The Recording Scotland collection is a set of watercolours, oils and prints collected during World War II to permanently capture the landscapes and buildings as well as the “feeling” of the nation. Each piece of artwork was chosen because it captured an essential view of Scotland; with emphasis on the places most likely threatened by war and industrialization. This is part six of a series of blogs about different aspects of the Recording Scotland collection.
Lockdown has led to all of us spending a lot of time contemplating the inside of our homes. Whether it is debating over new paint colours or curtains, or maybe rearranging furniture, we have spent months looking at our interior world. Little details, like dust or chipping paint, loom large when you are forced to look at them day in and day out. Sometimes you get up and dust, sometimes you keep watching Netflix. We have also longed to see new interiors, another home or building that is not quite so mundane. We dream of visiting shops, restaurants, churches, and museums, simply for something new and engaging.
However, staying inside has also kept us safe and allowed us the opportunity to reconnect with our families and to appreciate what we do have. Staying inside has been a singular and communal effort to protect everyone from Covid-19. British citizens did the same thing during the World Wars. From staying together, and turning out lights, they worked to protect each other by the simple act of seeking shelter. While not as common as the lovely landscapes that make up most of the Recording Scotland collection, a few pieces focus on the interior of a location, and how people live in relationship to that interior. The quick glimpses can give us insights into the parts of life that were already changing, and those that stood on the precipice of destruction.
The main images of interiors are from cathedrals and churches. The paintings show the sweep of high arches and vast empty buildings. The churches are shadowed. Colours are muted, and their stained-glass windows are dimmed, if shown at all. These are reflections on the impact of the war on these places of worship. Cathedrals were situated in cities, standing tall and imposing, and making clear targets for enemy bombs. They are shown empty as soldiers perished in distant fields, and families mourned at home. They can also reflect glimmers of hope.
Carmichael’s lithograph of St. Paul’s Cathedral Church in Dundee has those hallmarks of vast space and curved arches, but it also features a woman and child walking down the aisle. They are some of the largest human figures featured in the collection paintings. They are in the foreground, close to the artist. There is hope conveyed by their presence. They appear unhurried as they walk along. This early piece was drawn around 1913 and captures a view of Scotland before the impact of two wars. Its inclusion in the collection speaks more about the committee that chose it, that they wanted to preserve this view of a Dundee church with its vast hopefulness and light.
The watercolour of Iona Cathedral is also another study of a church interior.

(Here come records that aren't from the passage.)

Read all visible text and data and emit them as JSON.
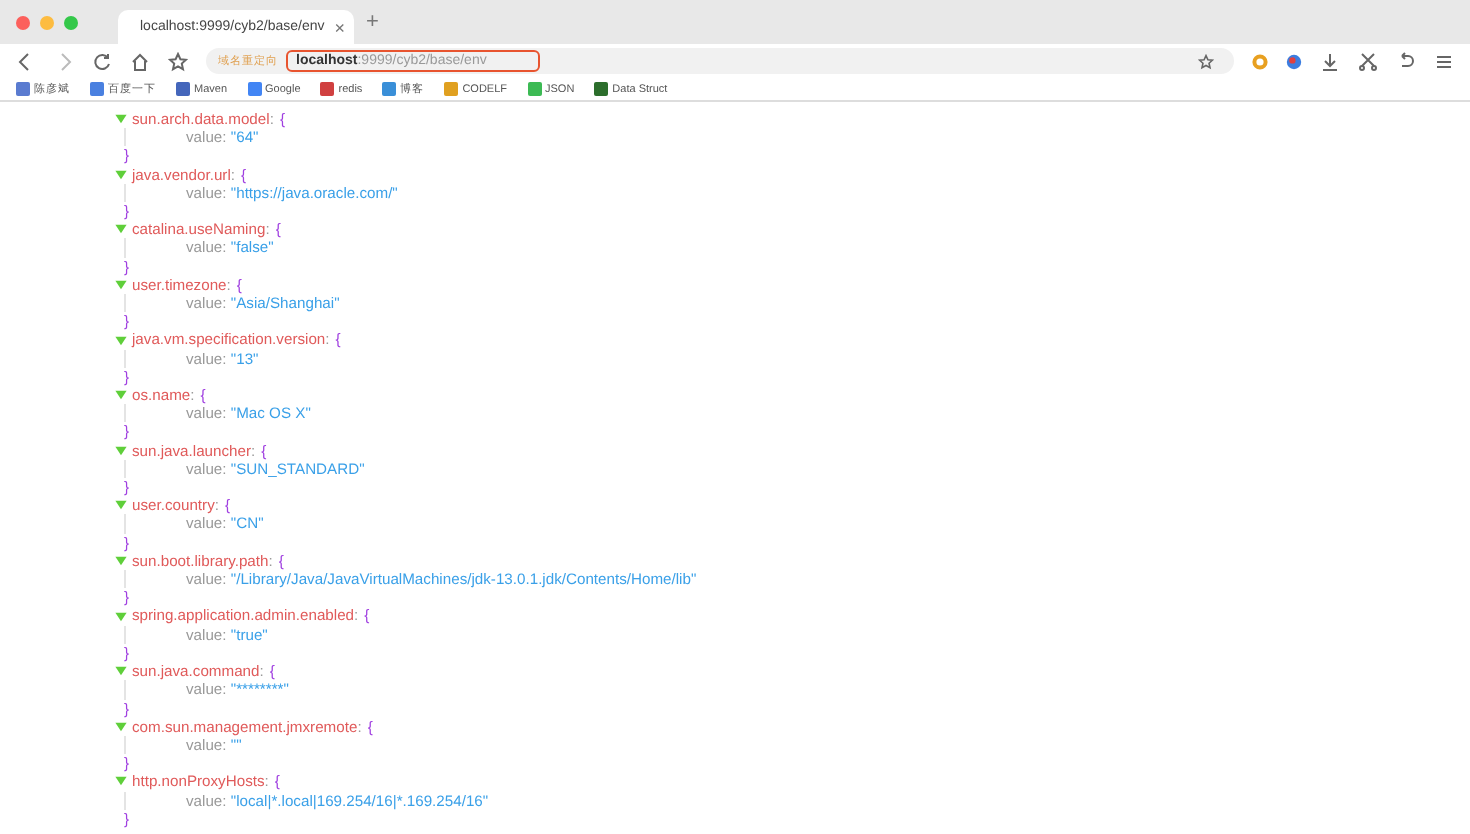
{
  "tab": {
    "title": "localhost:9999/cyb2/base/env",
    "new_tab": "+",
    "close": "×"
  },
  "address_bar": {
    "badge": "域名重定向",
    "host": "localhost",
    "path": ":9999/cyb2/base/env"
  },
  "bookmarks": [
    "陈彦斌",
    "百度一下",
    "Maven",
    "Google",
    "redis",
    "博客",
    "CODELF",
    "JSON",
    "Data Struct"
  ],
  "syntax": {
    "colon": ":",
    "open_brace": "{",
    "close_brace": "}"
  },
  "entries": [
    {
      "key": "sun.arch.data.model",
      "field": "value",
      "value": "\"64\"",
      "expanded": true
    },
    {
      "key": "java.vendor.url",
      "field": "value",
      "value": "\"https://java.oracle.com/\"",
      "expanded": true
    },
    {
      "key": "catalina.useNaming",
      "field": "value",
      "value": "\"false\"",
      "expanded": true
    },
    {
      "key": "user.timezone",
      "field": "value",
      "value": "\"Asia/Shanghai\"",
      "expanded": true
    },
    {
      "key": "java.vm.specification.version",
      "field": "value",
      "value": "\"13\"",
      "expanded": true
    },
    {
      "key": "os.name",
      "field": "value",
      "value": "\"Mac OS X\"",
      "expanded": true
    },
    {
      "key": "sun.java.launcher",
      "field": "value",
      "value": "\"SUN_STANDARD\"",
      "expanded": true
    },
    {
      "key": "user.country",
      "field": "value",
      "value": "\"CN\"",
      "expanded": true
    },
    {
      "key": "sun.boot.library.path",
      "field": "value",
      "value": "\"/Library/Java/JavaVirtualMachines/jdk-13.0.1.jdk/Contents/Home/lib\"",
      "expanded": true
    },
    {
      "key": "spring.application.admin.enabled",
      "field": "value",
      "value": "\"true\"",
      "expanded": true
    },
    {
      "key": "sun.java.command",
      "field": "value",
      "value": "\"********\"",
      "expanded": true
    },
    {
      "key": "com.sun.management.jmxremote",
      "field": "value",
      "value": "\"\"",
      "expanded": true
    },
    {
      "key": "http.nonProxyHosts",
      "field": "value",
      "value": "\"local|*.local|169.254/16|*.169.254/16\"",
      "expanded": true
    }
  ]
}
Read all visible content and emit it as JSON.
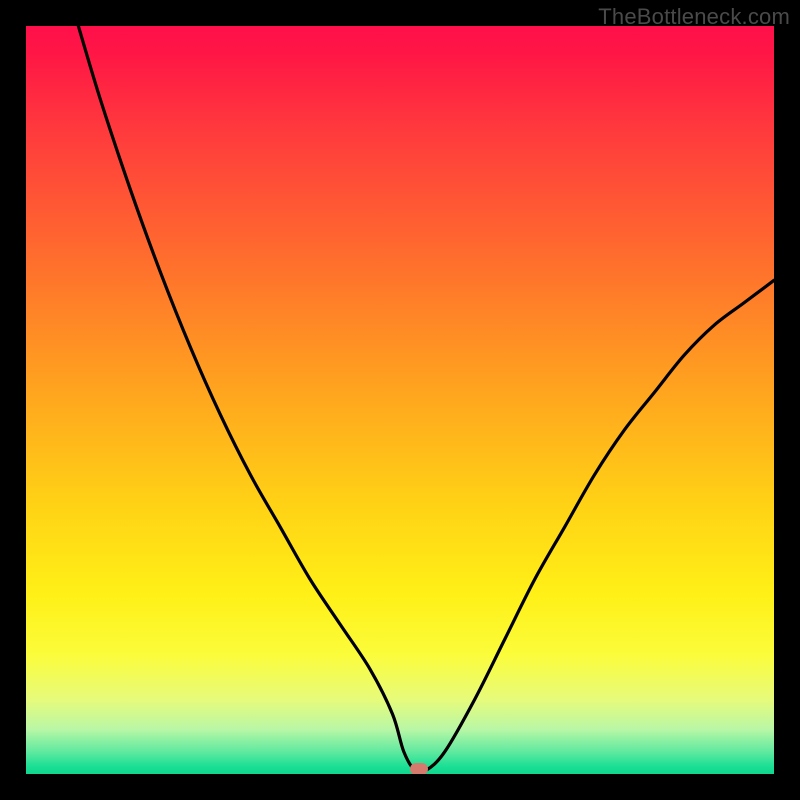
{
  "watermark": "TheBottleneck.com",
  "chart_data": {
    "type": "line",
    "title": "",
    "xlabel": "",
    "ylabel": "",
    "xlim": [
      0,
      100
    ],
    "ylim": [
      0,
      100
    ],
    "grid": false,
    "legend": false,
    "series": [
      {
        "name": "curve",
        "x": [
          7,
          10,
          14,
          18,
          22,
          26,
          30,
          34,
          38,
          42,
          46,
          49,
          50.5,
          52,
          53.5,
          56,
          60,
          64,
          68,
          72,
          76,
          80,
          84,
          88,
          92,
          96,
          100
        ],
        "y": [
          100,
          90,
          78,
          67,
          57,
          48,
          40,
          33,
          26,
          20,
          14,
          8,
          3,
          0.5,
          0.5,
          3,
          10,
          18,
          26,
          33,
          40,
          46,
          51,
          56,
          60,
          63,
          66
        ]
      }
    ],
    "marker": {
      "x": 52.5,
      "y": 0.7,
      "color": "#d77a6e"
    },
    "colors": {
      "curve": "#000000",
      "background_top": "#ff0f4a",
      "background_bottom": "#0fd58e",
      "frame": "#000000"
    }
  }
}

This work is soft with muted tones. The light streams into the building and you see just a hint of colour in the corner of a cloth cover. No people give movement to the interior. The empty chairs sit in silent vigil, waiting for people to arrive to listen and reflect. As J. B. Salmond put it, “perhaps in the revolutions of the world, Iona may be some time again the instructress of the Western regions.” The image of Iona reveals a location waiting to be populated, like so many church buildings today.
The third interior featured this week is very different from the first two images. “A Byre in Benderloch” by George Pirie is no cathedral. It is a simple barn, full of straw and fluffy chickens. It is haphazard and crooked in construction. It lacks sharp details but seems to reflect a refuge for the farm animals. There is light streaming into the dim space, illuminating the birds within. The barn would not be a target for enemy aircraft, but this byre could eventually make way for a new barn or fall into disuse as people moved away from their farms. This was a humble and admiring view of a farm, and the safety it provides through shelter and sustenance.
Three interiors only make up a small part of the collection, but their views give us pause as we reflect on both the majestic and the mundane. We do not know if the byre in Benderloch still exists, but luckily both St. Paul’s Cathedral and Iona Cathedral have survived the decades, and now their greatest threats are the ravages of weather and time. Hopefully this week you take another look at your own interior views, maybe take a picture or draw something that can remind you about right now, and then sit back and try to see what it reflects about you.